Harvin was almost immediately the focal point of the offense as a true freshman. In his second game against the UCF Knights, he scored his first ever collegiate touchdown — a 58-yard touchdown reception. He scored in each of the team’s final three games, including in the BCS National Championship game against Ohio State. By season’s end, his 855 yards from scrimmage — 427 receiving, 428 rushing — were second to only Dallas Baker’s 920 yards.
By his junior season, he was a First Team All-American. The speedster scored 17 touchdowns. He found the end zone in every single game. In fact, he scored in 15 straight games dating back to the 2007 season.
That’s how dynamic he was. Even if he only touched the ball a few times a game, he was a threat to take it to the house. In 2008, against Kentucky, he touched it just three times. He scored twice and put up 55 yards.
Following his legendary career with the Florida Gators, Harvin was selected in the first round (22nd overall) of the 2009 NFL Draft by the Minnesota Vikings. Sporting News named him the 2009 NFL Rookie of the Year and he became known as a prominent receiver and special teams threat.
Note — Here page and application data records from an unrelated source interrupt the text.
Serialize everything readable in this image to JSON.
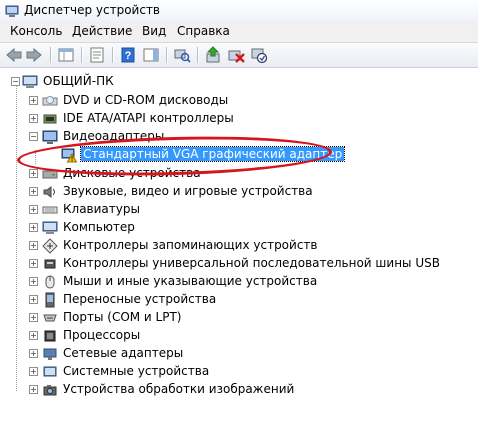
{
  "window": {
    "title": "Диспетчер устройств"
  },
  "menu": [
    "Консоль",
    "Действие",
    "Вид",
    "Справка"
  ],
  "toolbar": {
    "icons": [
      "back-icon",
      "forward-icon",
      "console-tree-icon",
      "properties-icon",
      "help-icon",
      "action-pane-icon",
      "scan-hardware-icon",
      "update-driver-icon",
      "uninstall-icon",
      "disable-icon"
    ]
  },
  "tree": {
    "root": "ОБЩИЙ-ПК",
    "items": [
      {
        "label": "DVD и CD-ROM дисководы",
        "icon": "dvd-drive-icon",
        "expanded": false
      },
      {
        "label": "IDE ATA/ATAPI контроллеры",
        "icon": "ide-controller-icon",
        "expanded": false
      },
      {
        "label": "Видеоадаптеры",
        "icon": "display-adapter-icon",
        "expanded": true
      },
      {
        "label": "Стандартный VGA графический адаптер",
        "icon": "warning-display-icon",
        "child": true,
        "selected": true
      },
      {
        "label": "Дисковые устройства",
        "icon": "disk-drive-icon",
        "expanded": false
      },
      {
        "label": "Звуковые, видео и игровые устройства",
        "icon": "sound-icon",
        "expanded": false
      },
      {
        "label": "Клавиатуры",
        "icon": "keyboard-icon",
        "expanded": false
      },
      {
        "label": "Компьютер",
        "icon": "computer-icon",
        "expanded": false
      },
      {
        "label": "Контроллеры запоминающих устройств",
        "icon": "storage-controller-icon",
        "expanded": false
      },
      {
        "label": "Контроллеры универсальной последовательной шины USB",
        "icon": "usb-icon",
        "expanded": false
      },
      {
        "label": "Мыши и иные указывающие устройства",
        "icon": "mouse-icon",
        "expanded": false
      },
      {
        "label": "Переносные устройства",
        "icon": "portable-device-icon",
        "expanded": false
      },
      {
        "label": "Порты (COM и LPT)",
        "icon": "port-icon",
        "expanded": false
      },
      {
        "label": "Процессоры",
        "icon": "processor-icon",
        "expanded": false
      },
      {
        "label": "Сетевые адаптеры",
        "icon": "network-adapter-icon",
        "expanded": false
      },
      {
        "label": "Системные устройства",
        "icon": "system-device-icon",
        "expanded": false
      },
      {
        "label": "Устройства обработки изображений",
        "icon": "imaging-device-icon",
        "expanded": false
      }
    ]
  },
  "colors": {
    "selection": "#3399ff",
    "annotation": "#d5161e",
    "warning": "#f5c400"
  }
}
He posted his best season in 2011, when he was active for all 16 games for the first time and tallied 967 receiving yards, 325 rushing yards and nine total touchdowns.
In 2013, the Vikings traded Harvin to the Seattle Seahawks for three draft picks. The team immediately signed him to a massive six-year, $67 million contract. Injuries and concussions derailed the rest of his NFL career — including with the New York Jets and Buffalo Bills — but he did return a kickoff for a Seahawks touchdown to begin the second half of Super Bowl XLVIII against the Denver Broncos.
Controversy followed him during his college and pro career. He was accused of choking UF wide receivers coach Billy Gonzales once, though both have said the incident was overblown. He got into spats with coaches on the sidelines as a member of the Vikings. He reportedly got into altercations with Seahawks receivers Golden Tate and Doug Baldwin.
Percy Harvin’s Legacy
Just 31 years old, Harvin now lives in the same Gainesville subdivision as Mullen. He moved from Orlando to be closer to his son, Jaden, who he has shared custody over. He drops by UF practices infuse some wisdom from time to time. A return to the NFL is the last thing on his mind.
Florida Gators wide receiver Percy Harvin’s legacy will always be one that begins in The Swamp. Without the lightning fast superstar, Urban Meyer maybe never cements himself as one of the NCAA’s elite coaches. Even he probably knows that.
“I think Percy Harvin is as good an athlete that’s played football. Ever,” Meyer told The Fighter and The Kid podcast.
“You’re saying ‘well coach that’s a long time’ and I know it is and I’m not being disrespectful to some of these phenomenal players that have ever played, but I’ve seen what he does in the Southeastern Conference and I don’t want to say ‘toyed’ with people but he was that electric.”